| The man, the brand: Rocco DiSpirito (Courtesy photo)
"Hel-lo, my name is Stev-en. I'm going to be your wait-er this eve-ning. Press one if you would like a mar-ti-ni. Press two if you would like a mer-lot .... " So went the stand- up act of a chef for whom I worked nearly three of my five years waiting tables.
Adding commentary to his stand-up moments, this chef claimed that if machines replaced waiters, the whole system would improve overnight; his banter was typical of the daily back-of-the-house versus front-of-the-house friction.
Other formative moments from my years as a server: a drunken floor manager who asked a woman when her baby was due - but she wasn't pregnant; married, fake-tanned, silicone-breasted women who openly flirted with male staff members; a waiter who spent 10 minutes with each table badly performing a version of the daily specials; and impersonations of all these characters by a very beloved colleague named John.
"This is the perfect setting for a reality show," I said to myself some nights. We would call the show Fine Dinin', naming it after another of the chef's regular comedic riffs.
It's true that comedy comes from pain. A reality television show, The Restaurant - which debuted last summer on NBC and is now being rerun on the Bravo network - attempts to give viewers a behind-the-scenes look at the humor and agony found in most restaurant settings.
Staged at Rocco's, a new restaurant where Rocco DiSpirito's mama makes the meatballs, The Restaurant follows the establishment from Rocco's quest to find a perfect space in Manhattan to a series of day-in-the-life glimpses of the restaurant. In early episodes, the tension can be summed up by the following questions: Will Rocco find the location of his dreams? Will the place open its doors on the scheduled and highly publicized opening day? Will the waiters survive the demanding Rocco? (It is assumed, as it is in restaurants without TV shows, that the kitchen staff already knows what it is doing.)
In mid-season episodes, the tension shifts to grouchy customers and the lack of efficiency found in any restaurant still greasing its wheels. Conflicts include the waitstaff versus the customer, waitstaff versus the management and waitstaff versus the kitchen nature. Is it compelling? If you were or are in the busi-ness, it's painful.
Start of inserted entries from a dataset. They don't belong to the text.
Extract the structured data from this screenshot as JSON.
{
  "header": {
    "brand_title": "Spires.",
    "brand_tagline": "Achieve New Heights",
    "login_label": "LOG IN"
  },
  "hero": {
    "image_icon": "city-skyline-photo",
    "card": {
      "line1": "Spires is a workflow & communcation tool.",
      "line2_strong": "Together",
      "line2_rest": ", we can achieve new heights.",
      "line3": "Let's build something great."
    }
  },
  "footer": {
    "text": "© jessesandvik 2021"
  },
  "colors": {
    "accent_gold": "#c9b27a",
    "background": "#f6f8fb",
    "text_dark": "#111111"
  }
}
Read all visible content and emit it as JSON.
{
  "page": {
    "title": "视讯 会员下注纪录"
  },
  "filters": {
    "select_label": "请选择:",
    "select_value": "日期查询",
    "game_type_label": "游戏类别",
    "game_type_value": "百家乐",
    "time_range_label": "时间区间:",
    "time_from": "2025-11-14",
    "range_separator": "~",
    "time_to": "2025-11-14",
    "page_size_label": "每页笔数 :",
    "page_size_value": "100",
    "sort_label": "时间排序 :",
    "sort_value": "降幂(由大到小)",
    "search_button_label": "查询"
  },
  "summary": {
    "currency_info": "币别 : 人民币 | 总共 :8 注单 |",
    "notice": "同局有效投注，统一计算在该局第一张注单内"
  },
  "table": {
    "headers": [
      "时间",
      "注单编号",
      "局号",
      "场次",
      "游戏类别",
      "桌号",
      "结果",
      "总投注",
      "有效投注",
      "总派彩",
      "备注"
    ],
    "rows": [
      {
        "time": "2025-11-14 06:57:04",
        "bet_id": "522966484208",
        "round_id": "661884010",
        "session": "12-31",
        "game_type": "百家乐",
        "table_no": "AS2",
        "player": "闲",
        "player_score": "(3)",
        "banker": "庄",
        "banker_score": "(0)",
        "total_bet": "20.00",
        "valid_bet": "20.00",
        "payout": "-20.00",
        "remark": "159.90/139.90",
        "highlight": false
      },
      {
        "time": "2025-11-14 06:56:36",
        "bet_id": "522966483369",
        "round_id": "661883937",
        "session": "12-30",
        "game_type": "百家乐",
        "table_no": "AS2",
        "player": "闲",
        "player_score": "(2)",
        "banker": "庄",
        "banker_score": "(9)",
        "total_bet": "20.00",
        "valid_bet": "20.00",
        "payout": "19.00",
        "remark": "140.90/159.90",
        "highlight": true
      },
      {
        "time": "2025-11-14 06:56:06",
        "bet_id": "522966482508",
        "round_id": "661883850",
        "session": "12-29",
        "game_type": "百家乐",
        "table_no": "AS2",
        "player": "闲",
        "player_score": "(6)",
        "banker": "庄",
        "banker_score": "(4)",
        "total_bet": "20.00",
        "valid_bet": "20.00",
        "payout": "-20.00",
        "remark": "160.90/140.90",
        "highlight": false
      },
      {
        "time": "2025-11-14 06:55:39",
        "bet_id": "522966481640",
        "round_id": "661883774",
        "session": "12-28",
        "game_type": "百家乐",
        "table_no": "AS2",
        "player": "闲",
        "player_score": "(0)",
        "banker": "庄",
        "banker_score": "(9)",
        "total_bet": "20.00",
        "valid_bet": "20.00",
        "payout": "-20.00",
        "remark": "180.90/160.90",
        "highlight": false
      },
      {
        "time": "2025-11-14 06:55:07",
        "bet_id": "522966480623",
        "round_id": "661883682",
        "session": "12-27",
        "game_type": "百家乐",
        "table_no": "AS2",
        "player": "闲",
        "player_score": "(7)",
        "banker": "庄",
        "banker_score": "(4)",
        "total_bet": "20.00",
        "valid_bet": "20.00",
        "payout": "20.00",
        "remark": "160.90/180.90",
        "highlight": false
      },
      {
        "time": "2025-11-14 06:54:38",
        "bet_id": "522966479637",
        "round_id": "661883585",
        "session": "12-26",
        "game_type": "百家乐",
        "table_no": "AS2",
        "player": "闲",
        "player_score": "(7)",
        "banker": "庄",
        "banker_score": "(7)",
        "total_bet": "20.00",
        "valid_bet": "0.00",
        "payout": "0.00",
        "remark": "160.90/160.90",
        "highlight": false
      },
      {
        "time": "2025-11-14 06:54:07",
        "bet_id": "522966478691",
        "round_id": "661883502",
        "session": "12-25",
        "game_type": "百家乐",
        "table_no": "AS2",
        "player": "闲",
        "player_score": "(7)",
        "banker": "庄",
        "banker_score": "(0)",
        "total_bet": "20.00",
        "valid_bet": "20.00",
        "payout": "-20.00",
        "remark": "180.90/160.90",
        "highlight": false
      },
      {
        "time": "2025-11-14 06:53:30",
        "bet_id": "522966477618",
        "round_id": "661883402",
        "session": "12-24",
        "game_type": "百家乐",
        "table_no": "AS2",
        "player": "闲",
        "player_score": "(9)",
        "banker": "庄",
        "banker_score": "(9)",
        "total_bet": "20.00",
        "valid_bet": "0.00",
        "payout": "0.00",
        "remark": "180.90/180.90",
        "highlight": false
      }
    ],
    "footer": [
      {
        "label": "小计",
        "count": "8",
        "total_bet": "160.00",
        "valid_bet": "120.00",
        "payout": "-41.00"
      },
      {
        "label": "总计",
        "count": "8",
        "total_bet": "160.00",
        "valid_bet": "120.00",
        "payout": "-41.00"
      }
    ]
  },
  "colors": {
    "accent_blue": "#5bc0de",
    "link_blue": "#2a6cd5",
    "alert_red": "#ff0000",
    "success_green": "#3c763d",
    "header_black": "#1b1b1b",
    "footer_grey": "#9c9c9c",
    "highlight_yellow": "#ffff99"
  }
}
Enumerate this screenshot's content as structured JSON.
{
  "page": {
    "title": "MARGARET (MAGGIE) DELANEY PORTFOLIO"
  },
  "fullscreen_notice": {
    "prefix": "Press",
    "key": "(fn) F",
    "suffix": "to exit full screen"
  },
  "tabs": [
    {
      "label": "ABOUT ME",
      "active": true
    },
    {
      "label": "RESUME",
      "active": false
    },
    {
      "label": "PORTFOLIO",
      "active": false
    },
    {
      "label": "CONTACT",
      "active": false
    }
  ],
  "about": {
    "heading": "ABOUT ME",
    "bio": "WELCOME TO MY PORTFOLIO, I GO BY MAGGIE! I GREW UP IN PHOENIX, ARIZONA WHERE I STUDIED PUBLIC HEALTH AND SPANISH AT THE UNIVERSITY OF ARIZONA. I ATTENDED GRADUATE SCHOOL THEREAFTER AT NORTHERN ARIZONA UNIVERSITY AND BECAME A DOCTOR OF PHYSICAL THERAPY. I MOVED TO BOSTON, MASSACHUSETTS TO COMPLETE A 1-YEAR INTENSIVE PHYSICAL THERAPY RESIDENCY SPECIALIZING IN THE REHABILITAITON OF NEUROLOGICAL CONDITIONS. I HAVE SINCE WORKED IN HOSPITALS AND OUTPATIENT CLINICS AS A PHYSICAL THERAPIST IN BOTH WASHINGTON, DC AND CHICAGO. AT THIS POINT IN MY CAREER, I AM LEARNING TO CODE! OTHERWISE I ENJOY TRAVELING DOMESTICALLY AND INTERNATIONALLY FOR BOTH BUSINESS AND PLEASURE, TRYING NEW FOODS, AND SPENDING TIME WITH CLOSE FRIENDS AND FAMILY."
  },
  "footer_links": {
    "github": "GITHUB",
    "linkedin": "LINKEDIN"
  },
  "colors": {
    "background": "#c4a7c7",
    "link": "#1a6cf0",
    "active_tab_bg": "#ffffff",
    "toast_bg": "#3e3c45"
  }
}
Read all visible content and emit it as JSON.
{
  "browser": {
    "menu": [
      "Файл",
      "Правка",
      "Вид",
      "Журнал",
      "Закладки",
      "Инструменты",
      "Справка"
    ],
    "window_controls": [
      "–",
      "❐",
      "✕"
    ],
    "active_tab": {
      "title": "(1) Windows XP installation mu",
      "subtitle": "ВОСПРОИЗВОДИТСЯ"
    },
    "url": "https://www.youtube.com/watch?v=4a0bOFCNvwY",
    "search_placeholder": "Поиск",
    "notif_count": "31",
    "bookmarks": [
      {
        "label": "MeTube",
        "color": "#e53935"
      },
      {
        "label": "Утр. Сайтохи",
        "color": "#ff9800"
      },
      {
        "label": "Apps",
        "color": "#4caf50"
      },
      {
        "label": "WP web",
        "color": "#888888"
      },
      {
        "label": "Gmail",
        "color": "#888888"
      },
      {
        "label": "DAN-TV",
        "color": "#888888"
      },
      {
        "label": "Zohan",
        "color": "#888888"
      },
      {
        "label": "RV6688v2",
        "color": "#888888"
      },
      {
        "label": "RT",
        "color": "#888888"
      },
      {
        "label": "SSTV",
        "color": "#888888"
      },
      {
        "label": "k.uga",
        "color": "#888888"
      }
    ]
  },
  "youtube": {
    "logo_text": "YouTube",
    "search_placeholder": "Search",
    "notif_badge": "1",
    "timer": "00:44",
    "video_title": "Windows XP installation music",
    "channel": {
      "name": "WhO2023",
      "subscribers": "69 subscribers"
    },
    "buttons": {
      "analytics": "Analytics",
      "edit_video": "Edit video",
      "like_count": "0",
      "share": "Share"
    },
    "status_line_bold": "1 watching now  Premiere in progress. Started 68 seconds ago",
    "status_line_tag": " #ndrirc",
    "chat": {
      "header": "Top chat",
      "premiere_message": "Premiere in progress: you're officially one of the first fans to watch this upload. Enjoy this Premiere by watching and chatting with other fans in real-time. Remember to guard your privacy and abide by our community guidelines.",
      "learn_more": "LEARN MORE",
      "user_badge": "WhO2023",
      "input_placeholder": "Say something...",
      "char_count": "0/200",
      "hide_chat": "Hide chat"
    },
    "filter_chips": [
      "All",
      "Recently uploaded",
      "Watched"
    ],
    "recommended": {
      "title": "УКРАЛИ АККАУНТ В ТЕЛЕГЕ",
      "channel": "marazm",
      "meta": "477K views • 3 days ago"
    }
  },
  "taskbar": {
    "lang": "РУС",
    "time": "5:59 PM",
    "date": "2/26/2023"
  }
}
Waiting tables requires resilience, eloquence, patience, attention to detail, and a sense of urgency. When a server pulls it off, he or she has mastered a very intricate dance. "This is the night to work out your choreography," Rocco tells his waitstaff 15 minutes before the restaurant's soft opening or "dress rehearsal," as he calls it earlier in the same episode.
Aside from those two nods at table service as an art form, The Restaurant does very little to celebrate waiters. Yet, the show shamelessly and self-consciously celebrates brands: Mitsubishi, Coors, and American Express compete with the kitchen staff, the customers, and the waiters for time on-camera.
In the end, Rocco himself becomes a brand. "If I was a celebrity chef, I'd spend a lot more time being a chef and not so much time being a celebrity," Topher, the cast's token gay waiter, says under his breath as Rocco works the room.
To Rocco's waiters, the chef is a villain, but so are the customers. During my five years in the trenches, I watched as customers brought servers to tears. I also witnessed incredible kindness. Regulars rewarded their favorite servers with holiday bonuses and occasionally treated them to a bottle of wine. At least once a week, a customer would ask me about school and my career goals. These same people would turn on me in a second if we ran out of their favorite wine or the calamari came out lukewarm. Still, if the show's vision is to expose its audience to the realities of the restaurant business, it should attempt to give a balanced, complex view of customer behavior.
Despite its shortcomings in the realistic realm, The Restaurant rings true as it echoes a familiar stand-up routine. "We have waiter problems this evening," a cook says, as he recognizes Topher is in the weeds. "They're called computer problems! One and the same, one and the same." •